- **Task prompt**: Every line of the material that includes the word "title" is to be shown.

- **Entries supplied**:
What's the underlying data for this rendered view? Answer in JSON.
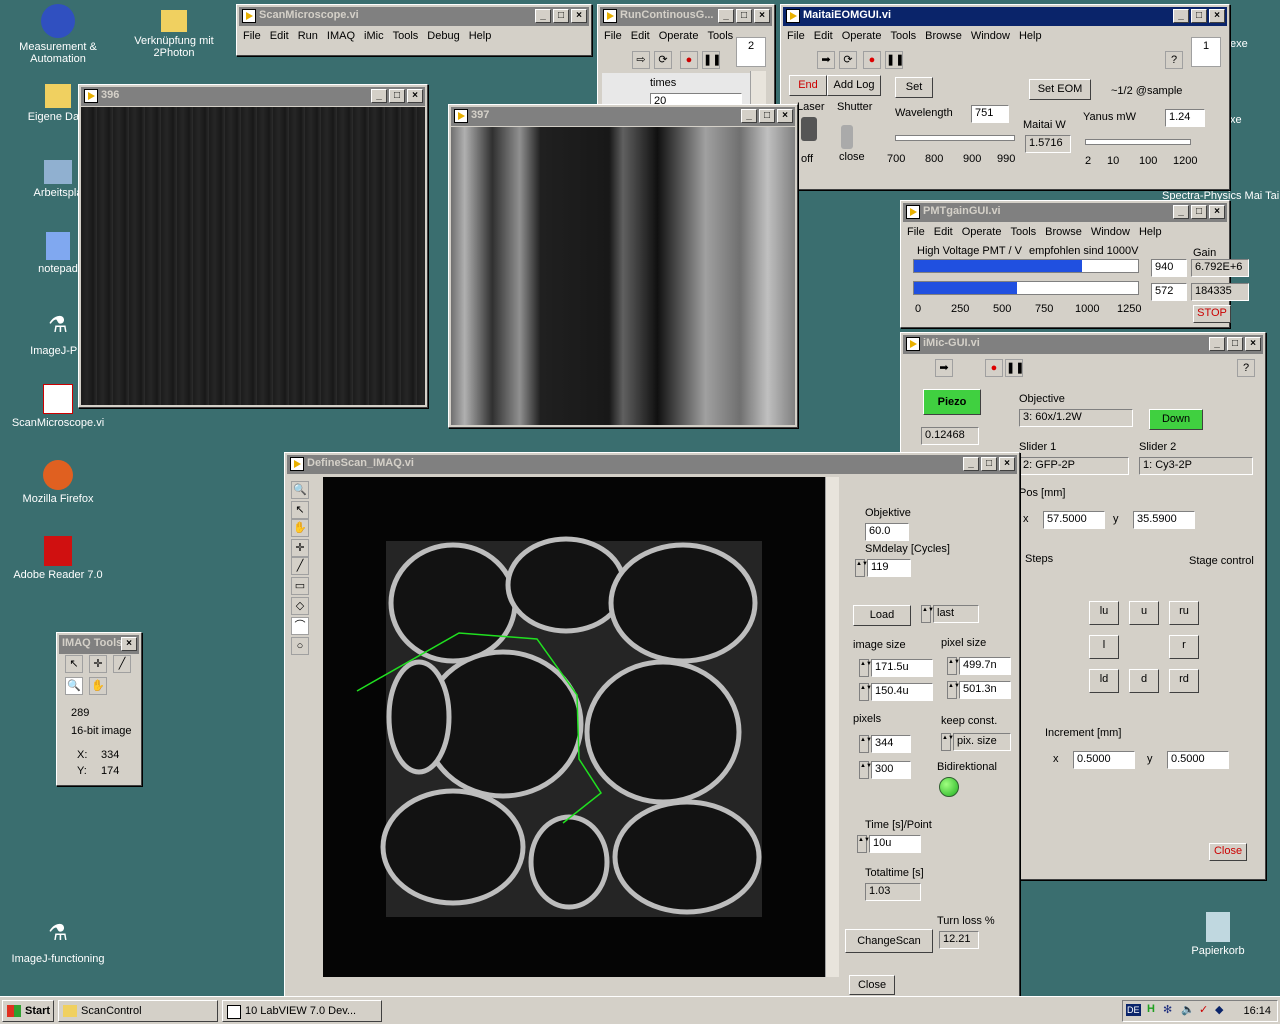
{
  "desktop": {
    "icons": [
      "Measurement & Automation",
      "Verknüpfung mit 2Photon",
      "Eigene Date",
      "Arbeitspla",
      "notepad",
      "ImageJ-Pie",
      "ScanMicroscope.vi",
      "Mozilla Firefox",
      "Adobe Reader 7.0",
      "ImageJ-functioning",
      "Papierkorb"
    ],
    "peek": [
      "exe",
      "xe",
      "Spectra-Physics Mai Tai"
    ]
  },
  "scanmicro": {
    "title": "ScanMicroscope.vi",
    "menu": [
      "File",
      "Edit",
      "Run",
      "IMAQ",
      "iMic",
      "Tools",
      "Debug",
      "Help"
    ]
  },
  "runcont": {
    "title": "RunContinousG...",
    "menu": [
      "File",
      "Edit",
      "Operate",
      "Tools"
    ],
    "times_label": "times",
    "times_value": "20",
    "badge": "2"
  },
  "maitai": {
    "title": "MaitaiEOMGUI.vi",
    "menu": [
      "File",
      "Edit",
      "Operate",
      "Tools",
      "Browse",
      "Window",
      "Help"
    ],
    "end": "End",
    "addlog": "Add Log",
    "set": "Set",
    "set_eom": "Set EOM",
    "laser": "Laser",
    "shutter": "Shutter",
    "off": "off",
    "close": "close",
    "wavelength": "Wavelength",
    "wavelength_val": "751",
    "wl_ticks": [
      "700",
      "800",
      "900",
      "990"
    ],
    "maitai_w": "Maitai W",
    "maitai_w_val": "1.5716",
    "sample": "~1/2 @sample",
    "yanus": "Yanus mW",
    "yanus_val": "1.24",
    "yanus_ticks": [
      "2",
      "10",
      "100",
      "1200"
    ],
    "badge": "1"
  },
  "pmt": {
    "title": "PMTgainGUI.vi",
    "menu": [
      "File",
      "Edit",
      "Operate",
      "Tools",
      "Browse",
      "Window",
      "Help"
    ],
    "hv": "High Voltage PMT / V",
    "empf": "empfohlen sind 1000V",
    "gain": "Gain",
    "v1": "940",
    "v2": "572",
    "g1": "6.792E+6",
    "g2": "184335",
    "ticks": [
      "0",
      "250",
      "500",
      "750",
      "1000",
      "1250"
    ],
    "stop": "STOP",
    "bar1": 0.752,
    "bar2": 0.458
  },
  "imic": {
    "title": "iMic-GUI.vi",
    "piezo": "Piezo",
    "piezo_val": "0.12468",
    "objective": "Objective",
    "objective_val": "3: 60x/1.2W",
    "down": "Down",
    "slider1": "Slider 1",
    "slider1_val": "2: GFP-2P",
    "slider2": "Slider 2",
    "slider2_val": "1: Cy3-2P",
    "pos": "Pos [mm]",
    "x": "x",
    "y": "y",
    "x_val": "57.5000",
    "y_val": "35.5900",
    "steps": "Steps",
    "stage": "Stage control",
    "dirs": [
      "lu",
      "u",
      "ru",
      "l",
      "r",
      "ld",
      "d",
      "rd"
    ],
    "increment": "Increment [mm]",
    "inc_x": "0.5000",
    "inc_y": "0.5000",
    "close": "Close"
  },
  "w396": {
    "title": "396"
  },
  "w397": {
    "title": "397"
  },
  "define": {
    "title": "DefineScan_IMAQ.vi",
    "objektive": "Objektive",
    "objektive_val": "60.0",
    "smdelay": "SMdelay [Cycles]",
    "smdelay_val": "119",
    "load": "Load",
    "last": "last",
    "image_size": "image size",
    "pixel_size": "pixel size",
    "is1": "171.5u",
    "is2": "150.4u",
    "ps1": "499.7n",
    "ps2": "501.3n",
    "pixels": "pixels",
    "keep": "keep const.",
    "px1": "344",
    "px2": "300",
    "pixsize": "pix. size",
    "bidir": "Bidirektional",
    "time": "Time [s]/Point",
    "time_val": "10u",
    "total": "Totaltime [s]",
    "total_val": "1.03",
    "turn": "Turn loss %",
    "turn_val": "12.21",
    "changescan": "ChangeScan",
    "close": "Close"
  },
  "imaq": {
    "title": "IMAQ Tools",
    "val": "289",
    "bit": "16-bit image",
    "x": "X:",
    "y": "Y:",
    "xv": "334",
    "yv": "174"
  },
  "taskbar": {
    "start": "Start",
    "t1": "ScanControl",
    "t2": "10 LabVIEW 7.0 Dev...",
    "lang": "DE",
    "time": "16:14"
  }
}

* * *

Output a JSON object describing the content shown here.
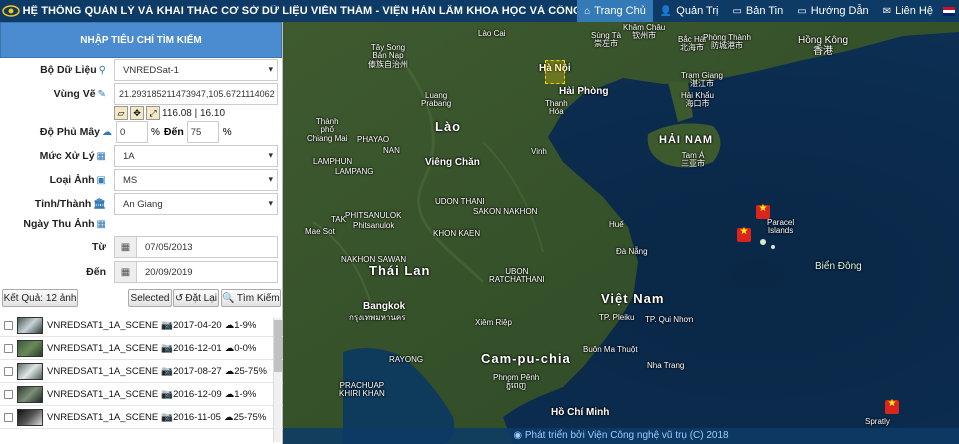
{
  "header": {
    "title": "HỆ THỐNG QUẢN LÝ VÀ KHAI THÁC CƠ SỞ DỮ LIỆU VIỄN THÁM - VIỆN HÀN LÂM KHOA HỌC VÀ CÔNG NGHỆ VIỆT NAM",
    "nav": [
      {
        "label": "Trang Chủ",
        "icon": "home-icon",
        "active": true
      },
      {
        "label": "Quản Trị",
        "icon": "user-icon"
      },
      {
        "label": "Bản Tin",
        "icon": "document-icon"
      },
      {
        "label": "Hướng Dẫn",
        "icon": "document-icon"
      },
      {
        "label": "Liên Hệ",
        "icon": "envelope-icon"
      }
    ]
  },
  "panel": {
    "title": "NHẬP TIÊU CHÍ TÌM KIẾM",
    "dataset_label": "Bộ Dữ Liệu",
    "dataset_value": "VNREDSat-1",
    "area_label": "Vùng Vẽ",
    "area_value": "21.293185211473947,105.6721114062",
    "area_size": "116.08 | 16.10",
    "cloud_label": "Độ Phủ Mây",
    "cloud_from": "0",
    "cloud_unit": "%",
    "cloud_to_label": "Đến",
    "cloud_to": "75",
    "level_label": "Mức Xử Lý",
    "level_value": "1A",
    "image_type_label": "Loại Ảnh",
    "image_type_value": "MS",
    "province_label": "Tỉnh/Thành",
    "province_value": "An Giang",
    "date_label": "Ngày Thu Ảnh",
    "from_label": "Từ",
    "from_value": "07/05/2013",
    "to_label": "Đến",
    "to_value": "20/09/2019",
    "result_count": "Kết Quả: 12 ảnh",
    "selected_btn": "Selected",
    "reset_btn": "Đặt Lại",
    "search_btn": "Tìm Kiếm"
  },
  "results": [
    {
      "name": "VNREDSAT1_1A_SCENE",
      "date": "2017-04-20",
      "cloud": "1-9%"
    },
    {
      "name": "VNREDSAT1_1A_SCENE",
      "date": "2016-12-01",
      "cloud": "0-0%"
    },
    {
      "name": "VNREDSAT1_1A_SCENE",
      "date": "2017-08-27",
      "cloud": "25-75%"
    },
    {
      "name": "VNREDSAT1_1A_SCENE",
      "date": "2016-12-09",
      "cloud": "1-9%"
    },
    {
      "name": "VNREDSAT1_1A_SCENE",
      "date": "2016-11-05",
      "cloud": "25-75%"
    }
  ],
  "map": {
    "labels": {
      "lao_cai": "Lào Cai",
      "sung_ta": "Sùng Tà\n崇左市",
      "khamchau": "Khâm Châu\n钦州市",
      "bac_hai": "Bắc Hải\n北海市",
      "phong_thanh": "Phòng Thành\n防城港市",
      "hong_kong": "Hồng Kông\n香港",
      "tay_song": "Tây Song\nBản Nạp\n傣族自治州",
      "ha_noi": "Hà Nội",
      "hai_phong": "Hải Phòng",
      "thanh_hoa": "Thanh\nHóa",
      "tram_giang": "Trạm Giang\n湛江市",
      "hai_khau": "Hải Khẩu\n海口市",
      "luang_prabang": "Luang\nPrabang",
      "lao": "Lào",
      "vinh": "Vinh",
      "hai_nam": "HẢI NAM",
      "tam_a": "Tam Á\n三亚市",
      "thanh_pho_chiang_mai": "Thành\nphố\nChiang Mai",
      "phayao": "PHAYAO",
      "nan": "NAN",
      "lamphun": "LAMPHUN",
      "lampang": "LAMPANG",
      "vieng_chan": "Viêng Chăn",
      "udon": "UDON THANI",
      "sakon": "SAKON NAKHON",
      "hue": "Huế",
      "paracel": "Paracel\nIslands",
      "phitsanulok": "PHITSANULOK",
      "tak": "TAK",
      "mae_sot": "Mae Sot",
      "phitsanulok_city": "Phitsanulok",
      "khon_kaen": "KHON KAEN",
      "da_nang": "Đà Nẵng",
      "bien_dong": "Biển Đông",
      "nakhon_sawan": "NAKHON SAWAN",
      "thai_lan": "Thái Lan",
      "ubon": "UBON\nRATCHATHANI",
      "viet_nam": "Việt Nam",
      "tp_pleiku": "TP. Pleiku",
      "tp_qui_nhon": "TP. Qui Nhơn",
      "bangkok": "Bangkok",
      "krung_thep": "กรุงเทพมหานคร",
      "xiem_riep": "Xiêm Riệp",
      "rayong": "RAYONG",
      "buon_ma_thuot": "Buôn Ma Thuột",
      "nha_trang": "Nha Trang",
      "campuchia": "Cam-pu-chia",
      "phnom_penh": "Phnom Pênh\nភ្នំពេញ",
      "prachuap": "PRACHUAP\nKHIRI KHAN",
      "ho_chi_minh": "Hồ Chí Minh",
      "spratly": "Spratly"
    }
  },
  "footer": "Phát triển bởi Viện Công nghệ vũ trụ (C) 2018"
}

- **Worked solution**:
    "title": "ScanMicroscope.vi",
    "title": "RunContinousG...",
    "title": "MaitaiEOMGUI.vi",
    "title": "PMTgainGUI.vi",
    "title": "iMic-GUI.vi",
    "title": "396"
    "title": "397"
    "title": "DefineScan_IMAQ.vi",
    "title": "IMAQ Tools",
    "title": "HỆ THỐNG QUẢN LÝ VÀ KHAI THÁC CƠ SỞ DỮ LIỆU VIỄN THÁM - VIỆN HÀN LÂM KHOA HỌC VÀ CÔNG NGHỆ VIỆT NAM",
    "title": "NHẬP TIÊU CHÍ TÌM KIẾM",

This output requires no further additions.